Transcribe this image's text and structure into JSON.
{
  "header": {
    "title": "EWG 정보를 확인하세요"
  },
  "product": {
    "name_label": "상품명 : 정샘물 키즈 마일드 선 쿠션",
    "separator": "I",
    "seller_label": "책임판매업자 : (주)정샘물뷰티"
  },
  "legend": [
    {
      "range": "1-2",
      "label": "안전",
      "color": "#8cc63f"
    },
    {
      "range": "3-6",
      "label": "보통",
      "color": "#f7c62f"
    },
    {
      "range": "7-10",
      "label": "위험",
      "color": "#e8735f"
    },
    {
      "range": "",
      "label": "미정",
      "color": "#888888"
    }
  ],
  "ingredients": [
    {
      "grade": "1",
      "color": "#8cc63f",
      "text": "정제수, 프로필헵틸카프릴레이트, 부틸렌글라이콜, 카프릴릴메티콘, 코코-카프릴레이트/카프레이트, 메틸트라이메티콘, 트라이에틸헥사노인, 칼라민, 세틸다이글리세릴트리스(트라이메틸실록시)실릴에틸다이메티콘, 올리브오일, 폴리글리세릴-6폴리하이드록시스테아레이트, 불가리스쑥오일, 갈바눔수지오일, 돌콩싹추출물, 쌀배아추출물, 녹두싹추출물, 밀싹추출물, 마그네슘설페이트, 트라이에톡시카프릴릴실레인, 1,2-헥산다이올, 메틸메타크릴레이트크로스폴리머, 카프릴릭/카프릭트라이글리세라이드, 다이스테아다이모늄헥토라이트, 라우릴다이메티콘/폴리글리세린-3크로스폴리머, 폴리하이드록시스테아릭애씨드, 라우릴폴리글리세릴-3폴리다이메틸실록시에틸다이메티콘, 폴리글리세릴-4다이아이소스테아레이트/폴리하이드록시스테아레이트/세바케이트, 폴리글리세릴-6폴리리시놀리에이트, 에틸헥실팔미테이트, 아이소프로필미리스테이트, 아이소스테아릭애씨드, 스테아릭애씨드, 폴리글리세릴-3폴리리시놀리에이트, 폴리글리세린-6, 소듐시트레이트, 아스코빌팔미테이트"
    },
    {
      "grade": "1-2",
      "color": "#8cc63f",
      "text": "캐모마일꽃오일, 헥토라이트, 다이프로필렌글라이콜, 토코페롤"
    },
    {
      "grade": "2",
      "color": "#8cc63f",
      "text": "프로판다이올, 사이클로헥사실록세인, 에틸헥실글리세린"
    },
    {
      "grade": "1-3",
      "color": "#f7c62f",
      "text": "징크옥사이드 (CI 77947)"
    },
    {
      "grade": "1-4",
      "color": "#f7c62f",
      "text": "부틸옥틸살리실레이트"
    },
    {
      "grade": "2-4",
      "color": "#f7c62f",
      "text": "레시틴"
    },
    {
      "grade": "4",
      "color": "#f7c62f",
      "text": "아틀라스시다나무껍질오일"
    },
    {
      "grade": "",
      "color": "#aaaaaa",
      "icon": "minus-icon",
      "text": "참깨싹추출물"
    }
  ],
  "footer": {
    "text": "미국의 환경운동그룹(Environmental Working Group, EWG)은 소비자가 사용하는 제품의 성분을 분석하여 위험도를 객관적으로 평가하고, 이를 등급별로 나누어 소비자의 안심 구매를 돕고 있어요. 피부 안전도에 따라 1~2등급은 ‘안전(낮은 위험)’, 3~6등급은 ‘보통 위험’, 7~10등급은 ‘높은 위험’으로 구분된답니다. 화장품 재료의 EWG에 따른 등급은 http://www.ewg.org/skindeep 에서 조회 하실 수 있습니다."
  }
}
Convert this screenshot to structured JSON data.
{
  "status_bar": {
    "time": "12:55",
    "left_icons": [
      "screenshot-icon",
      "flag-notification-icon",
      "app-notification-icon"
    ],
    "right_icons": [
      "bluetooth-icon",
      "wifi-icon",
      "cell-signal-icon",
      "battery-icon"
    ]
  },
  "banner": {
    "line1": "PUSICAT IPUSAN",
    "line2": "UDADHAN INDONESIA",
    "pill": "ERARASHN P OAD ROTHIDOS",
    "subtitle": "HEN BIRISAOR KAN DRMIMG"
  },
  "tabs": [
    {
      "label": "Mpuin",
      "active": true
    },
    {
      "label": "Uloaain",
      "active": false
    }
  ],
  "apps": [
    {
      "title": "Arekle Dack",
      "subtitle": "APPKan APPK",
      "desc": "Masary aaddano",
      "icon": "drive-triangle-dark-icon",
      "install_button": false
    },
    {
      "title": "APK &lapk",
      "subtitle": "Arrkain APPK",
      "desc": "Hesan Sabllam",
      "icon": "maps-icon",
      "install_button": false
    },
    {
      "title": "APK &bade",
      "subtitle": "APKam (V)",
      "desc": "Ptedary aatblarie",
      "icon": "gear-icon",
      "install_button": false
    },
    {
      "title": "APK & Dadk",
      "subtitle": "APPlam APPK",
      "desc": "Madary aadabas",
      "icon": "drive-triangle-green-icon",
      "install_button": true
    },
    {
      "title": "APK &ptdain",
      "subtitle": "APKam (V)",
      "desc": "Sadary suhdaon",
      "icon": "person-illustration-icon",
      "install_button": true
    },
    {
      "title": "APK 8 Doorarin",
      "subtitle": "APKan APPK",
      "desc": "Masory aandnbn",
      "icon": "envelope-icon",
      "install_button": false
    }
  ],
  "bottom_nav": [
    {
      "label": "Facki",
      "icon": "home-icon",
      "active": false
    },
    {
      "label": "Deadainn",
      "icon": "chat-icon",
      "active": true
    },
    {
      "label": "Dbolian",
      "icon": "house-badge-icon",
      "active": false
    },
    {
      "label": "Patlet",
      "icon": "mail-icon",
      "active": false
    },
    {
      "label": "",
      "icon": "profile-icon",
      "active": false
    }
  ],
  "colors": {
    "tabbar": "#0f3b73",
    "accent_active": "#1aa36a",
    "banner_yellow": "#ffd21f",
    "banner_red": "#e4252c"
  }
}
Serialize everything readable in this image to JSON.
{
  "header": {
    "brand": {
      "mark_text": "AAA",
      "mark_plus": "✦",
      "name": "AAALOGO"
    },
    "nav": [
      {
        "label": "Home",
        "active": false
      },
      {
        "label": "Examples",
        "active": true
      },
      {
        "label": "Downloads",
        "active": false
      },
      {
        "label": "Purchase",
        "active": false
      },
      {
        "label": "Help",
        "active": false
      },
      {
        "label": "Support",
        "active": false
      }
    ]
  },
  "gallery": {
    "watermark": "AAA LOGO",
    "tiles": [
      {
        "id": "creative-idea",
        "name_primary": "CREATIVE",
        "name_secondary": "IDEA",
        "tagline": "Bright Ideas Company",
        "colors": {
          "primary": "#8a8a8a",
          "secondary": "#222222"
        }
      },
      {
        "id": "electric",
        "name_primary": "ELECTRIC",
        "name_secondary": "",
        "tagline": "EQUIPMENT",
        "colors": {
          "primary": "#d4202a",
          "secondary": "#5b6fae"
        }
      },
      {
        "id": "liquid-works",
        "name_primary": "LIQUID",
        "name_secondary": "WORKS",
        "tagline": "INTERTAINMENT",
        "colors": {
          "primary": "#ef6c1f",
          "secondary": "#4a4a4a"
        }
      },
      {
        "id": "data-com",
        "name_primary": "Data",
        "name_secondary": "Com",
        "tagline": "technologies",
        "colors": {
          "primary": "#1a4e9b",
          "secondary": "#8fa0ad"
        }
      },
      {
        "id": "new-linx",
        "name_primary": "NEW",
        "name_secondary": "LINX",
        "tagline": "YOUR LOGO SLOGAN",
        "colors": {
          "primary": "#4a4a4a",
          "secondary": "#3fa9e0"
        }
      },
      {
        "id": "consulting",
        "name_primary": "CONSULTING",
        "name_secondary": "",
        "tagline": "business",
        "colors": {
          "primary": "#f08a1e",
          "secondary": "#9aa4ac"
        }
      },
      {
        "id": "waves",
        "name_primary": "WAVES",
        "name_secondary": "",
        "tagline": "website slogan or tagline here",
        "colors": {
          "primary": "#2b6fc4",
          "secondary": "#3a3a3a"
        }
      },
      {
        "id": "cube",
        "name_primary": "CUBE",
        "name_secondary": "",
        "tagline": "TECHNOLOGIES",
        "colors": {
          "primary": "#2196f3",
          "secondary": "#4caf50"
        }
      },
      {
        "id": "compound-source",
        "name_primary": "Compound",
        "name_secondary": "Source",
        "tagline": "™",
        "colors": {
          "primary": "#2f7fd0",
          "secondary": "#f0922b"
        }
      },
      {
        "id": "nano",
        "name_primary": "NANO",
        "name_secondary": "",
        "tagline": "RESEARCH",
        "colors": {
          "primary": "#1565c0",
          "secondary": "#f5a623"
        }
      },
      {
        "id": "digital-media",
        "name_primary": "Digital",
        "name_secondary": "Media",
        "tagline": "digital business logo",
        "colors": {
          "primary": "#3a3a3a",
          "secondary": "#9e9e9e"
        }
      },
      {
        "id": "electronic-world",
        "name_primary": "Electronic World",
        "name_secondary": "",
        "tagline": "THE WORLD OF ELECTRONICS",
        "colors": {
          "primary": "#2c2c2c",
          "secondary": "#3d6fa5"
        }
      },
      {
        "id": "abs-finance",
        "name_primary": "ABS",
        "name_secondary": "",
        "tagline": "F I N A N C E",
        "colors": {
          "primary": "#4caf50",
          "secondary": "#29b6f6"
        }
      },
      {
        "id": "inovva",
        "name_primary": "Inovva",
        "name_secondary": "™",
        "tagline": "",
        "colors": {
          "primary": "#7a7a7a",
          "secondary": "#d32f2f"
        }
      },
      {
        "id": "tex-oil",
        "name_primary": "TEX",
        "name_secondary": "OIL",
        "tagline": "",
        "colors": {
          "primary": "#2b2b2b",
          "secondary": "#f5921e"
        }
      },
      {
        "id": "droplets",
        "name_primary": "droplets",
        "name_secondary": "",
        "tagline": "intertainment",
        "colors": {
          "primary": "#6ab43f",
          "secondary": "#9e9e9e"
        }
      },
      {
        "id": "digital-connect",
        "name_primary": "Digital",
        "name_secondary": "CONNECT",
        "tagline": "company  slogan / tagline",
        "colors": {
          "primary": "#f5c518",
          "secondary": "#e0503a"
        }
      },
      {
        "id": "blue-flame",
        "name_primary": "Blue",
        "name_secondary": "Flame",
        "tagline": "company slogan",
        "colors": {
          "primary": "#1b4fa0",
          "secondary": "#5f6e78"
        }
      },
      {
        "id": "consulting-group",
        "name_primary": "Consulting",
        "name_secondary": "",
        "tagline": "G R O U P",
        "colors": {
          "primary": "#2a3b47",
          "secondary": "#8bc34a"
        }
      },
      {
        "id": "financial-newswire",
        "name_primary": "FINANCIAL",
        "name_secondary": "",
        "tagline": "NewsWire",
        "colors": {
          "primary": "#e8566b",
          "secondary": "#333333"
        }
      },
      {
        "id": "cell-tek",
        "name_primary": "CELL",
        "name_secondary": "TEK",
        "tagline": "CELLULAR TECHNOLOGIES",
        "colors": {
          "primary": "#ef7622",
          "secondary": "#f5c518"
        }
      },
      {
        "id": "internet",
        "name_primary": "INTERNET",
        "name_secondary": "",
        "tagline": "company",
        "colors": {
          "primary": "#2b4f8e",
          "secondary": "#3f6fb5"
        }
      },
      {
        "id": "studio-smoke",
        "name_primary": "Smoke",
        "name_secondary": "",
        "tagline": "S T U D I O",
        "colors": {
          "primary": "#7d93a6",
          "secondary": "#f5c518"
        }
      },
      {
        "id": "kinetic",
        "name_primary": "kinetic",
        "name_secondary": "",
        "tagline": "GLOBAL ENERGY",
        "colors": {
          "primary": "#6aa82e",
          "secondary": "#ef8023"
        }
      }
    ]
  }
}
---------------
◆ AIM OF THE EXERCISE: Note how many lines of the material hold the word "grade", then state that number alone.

◆ SOLVED EXERCISE: 8